## ASSIGNMENT
Select, from the data, each line where "rain" occurs.
[RECORDS SUPPLIED Boundary: Start]
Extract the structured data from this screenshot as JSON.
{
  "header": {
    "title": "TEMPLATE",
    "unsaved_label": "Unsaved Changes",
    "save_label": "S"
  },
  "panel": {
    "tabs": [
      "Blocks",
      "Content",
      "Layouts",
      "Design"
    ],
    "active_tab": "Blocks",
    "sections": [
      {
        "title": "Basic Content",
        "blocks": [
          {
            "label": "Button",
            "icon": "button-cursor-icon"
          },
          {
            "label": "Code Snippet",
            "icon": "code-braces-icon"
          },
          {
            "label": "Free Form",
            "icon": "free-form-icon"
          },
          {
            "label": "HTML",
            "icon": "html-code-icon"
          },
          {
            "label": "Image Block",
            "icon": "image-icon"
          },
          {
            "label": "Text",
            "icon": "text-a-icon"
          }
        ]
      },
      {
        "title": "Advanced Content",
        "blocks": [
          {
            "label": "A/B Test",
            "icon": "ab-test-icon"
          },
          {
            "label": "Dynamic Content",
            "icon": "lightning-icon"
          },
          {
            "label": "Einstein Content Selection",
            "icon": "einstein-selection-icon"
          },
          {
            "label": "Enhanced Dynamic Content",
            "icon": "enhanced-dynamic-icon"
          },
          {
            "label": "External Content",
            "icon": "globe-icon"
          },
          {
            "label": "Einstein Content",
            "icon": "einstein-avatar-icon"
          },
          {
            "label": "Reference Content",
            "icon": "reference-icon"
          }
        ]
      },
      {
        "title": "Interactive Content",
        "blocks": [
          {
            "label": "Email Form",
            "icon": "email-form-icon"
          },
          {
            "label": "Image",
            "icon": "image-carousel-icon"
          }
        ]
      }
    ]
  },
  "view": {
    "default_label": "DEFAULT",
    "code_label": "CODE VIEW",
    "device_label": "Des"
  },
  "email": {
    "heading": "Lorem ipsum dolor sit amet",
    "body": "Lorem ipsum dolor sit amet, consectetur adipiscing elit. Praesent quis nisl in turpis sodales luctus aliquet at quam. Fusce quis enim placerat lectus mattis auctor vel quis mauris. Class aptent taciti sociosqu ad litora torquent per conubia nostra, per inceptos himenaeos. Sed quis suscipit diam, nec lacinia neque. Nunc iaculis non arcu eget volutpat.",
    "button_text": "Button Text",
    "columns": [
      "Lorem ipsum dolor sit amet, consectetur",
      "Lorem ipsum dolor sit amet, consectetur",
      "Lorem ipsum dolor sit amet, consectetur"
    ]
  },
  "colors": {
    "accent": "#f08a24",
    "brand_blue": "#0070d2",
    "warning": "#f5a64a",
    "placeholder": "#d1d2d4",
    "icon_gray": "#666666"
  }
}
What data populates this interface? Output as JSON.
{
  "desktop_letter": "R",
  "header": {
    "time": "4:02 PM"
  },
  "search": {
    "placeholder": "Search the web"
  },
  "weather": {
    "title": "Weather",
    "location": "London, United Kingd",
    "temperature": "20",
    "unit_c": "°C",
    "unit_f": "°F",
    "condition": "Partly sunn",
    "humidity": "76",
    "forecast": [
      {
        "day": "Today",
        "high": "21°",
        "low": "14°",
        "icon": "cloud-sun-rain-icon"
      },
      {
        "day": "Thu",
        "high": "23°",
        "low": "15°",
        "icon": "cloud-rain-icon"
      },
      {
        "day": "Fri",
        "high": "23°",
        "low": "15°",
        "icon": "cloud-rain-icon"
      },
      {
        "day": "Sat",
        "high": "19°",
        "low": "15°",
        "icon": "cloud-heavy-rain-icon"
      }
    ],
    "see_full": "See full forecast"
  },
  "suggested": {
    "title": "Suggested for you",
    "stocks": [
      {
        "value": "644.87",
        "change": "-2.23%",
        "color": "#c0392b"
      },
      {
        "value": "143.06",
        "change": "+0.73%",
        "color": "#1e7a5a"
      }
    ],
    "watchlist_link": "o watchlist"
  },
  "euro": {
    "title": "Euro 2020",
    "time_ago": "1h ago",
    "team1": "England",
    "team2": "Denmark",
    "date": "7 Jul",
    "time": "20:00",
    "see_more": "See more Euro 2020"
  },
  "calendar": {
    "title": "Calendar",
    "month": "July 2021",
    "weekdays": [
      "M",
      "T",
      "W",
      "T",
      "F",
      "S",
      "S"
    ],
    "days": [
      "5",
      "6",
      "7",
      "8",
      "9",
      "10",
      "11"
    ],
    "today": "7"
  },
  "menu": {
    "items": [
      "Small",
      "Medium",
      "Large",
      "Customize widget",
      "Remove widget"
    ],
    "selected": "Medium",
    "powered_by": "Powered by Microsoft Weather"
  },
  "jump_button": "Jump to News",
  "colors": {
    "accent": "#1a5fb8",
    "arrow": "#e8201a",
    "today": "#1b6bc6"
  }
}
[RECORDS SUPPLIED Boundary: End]
## TASK RESULT
        "icon": "cloud-sun-rain-icon"
        "icon": "cloud-rain-icon"
        "icon": "cloud-rain-icon"
        "icon": "cloud-heavy-rain-icon"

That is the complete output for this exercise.